Dental ritual mutilations have occurred throughout history in human populations around the world. This library-based research shows the epidemiology and the type of dental mutilations, the meanings, the risks and techniques involved, and their consequences. Design: A review of the literature from early 1960s, on dental ritual mutilation in the world. Methods: Journal articles on search engines like PubMed, Scopus, Google and their bibliography. Results: Dental mutilations are performed today in rural community or indigenous tribes in several areas of the world, most notably in Africa, Asia, Oceania. The intentional dental ritual modification or mutilation can be done for many reasons such as aesthetic, tribal identification, sexual purposes and curious others. Their consequences are often underestimated, especially if there is a change in the cultural environment due to immigration. Conclusions: The ideas about teeth are culturally determined. Intentional dental mutilation is a practice that can be seen in virtually all societies throughout history. Dental mutilations, for the people that follow these practices, may be viewed as a source of pride or as a mean to help the identifying with the group to which they belong or as attractive of the opposite sex. By looking at both the cultural conformity and the costly signaling theory, it becomes evident why dental mutilation has occurred for such a vast amount of time and will continue to occur. The presence of dental ritual mutilations can be important, for the forensic dentist, in order to identify the ethnic origins and the cultural background of living or dead persons or even human remains.

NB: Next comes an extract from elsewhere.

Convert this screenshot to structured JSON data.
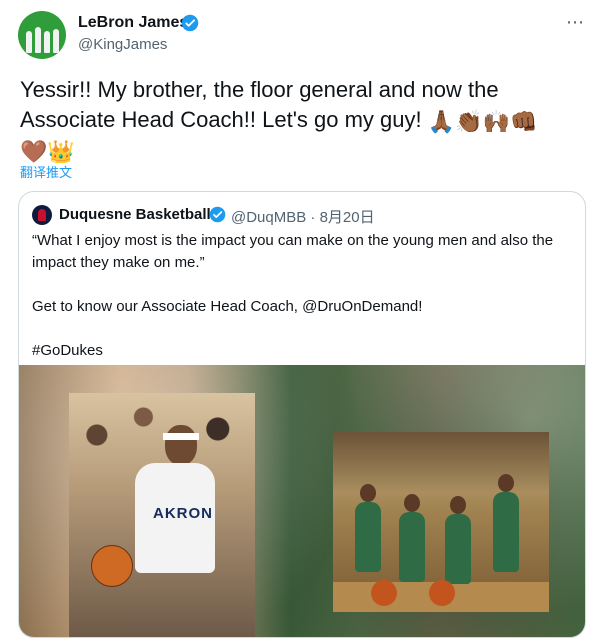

Dental ritual mutilations / p. Barbieri; L. Farese; Vilma Pinchi. - In: THE JOURNAL OF FORENSIC ODONTO-STOMATOLOGY. - ISSN 2219-6749. - STAMPA. - (2013), pp. 161-161. (Intervento presentato al convegno IOFOS International Congress 2013).